YOUR ASSIGNMENT.
Within the data below, determine how many lines contain "status" and supply only that figure.

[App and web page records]
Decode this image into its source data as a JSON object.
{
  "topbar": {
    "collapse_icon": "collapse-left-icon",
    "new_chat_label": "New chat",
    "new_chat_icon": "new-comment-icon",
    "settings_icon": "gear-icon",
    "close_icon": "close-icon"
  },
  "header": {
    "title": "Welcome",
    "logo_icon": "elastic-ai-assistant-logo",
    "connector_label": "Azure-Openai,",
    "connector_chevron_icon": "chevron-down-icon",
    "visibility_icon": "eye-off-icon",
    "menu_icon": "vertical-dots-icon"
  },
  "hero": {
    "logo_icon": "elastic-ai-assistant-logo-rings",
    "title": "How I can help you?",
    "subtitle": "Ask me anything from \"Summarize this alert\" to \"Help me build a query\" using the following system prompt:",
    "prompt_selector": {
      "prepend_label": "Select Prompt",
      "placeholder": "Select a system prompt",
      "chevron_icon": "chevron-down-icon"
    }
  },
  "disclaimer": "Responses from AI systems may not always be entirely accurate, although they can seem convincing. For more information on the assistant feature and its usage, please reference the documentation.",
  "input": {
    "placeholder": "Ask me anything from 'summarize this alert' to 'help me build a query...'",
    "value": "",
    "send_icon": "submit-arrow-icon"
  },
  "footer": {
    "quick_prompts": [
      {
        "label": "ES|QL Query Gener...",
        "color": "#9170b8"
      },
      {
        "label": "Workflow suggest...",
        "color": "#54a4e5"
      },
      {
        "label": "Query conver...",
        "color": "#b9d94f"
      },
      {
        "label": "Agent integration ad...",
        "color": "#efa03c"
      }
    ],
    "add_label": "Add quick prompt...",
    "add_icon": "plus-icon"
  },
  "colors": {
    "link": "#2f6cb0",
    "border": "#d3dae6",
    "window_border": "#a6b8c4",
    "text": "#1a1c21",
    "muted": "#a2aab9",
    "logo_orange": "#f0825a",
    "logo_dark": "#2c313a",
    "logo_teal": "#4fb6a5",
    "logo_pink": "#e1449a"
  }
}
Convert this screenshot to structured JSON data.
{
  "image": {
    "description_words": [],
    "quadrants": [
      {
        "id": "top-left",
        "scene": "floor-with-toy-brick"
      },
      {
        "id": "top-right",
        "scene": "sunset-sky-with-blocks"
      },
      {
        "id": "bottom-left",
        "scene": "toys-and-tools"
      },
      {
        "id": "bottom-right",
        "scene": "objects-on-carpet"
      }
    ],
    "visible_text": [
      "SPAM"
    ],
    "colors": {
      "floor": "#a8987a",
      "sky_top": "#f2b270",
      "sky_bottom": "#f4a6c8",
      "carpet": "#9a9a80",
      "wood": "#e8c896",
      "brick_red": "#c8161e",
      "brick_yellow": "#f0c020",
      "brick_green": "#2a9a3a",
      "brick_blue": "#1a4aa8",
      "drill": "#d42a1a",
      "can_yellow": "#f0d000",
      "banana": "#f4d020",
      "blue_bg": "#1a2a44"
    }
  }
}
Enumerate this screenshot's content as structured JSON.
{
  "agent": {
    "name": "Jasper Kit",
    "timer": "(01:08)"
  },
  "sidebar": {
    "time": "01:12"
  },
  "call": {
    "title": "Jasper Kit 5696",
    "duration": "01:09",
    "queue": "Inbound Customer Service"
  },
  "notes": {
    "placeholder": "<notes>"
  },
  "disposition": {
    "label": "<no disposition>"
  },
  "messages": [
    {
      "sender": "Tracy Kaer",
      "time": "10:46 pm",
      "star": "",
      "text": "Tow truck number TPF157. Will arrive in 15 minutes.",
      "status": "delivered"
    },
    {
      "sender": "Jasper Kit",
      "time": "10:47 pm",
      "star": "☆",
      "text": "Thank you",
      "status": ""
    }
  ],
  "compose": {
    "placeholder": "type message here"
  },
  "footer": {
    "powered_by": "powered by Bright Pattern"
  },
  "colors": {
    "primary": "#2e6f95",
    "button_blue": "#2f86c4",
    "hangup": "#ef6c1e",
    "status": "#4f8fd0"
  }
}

TASK RESULT.
3